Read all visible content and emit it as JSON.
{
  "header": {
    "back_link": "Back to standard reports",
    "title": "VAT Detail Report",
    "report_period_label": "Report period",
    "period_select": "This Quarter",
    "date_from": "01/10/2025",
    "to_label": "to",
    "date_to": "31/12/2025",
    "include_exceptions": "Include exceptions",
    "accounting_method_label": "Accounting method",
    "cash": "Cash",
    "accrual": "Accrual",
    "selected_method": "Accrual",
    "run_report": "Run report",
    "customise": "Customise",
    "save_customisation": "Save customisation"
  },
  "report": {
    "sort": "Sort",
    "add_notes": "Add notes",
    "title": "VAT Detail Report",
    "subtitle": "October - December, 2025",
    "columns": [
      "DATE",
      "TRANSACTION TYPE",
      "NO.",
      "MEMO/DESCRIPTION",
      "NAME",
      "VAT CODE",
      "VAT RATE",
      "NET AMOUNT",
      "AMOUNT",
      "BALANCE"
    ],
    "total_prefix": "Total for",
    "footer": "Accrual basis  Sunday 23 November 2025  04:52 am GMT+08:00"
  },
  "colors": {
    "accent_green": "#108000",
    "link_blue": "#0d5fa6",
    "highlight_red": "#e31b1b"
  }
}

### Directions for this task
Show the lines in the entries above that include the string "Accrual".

### Answer for this exercise
    "accrual": "Accrual",
    "selected_method": "Accrual",
    "footer": "Accrual basis  Sunday 23 November 2025  04:52 am GMT+08:00"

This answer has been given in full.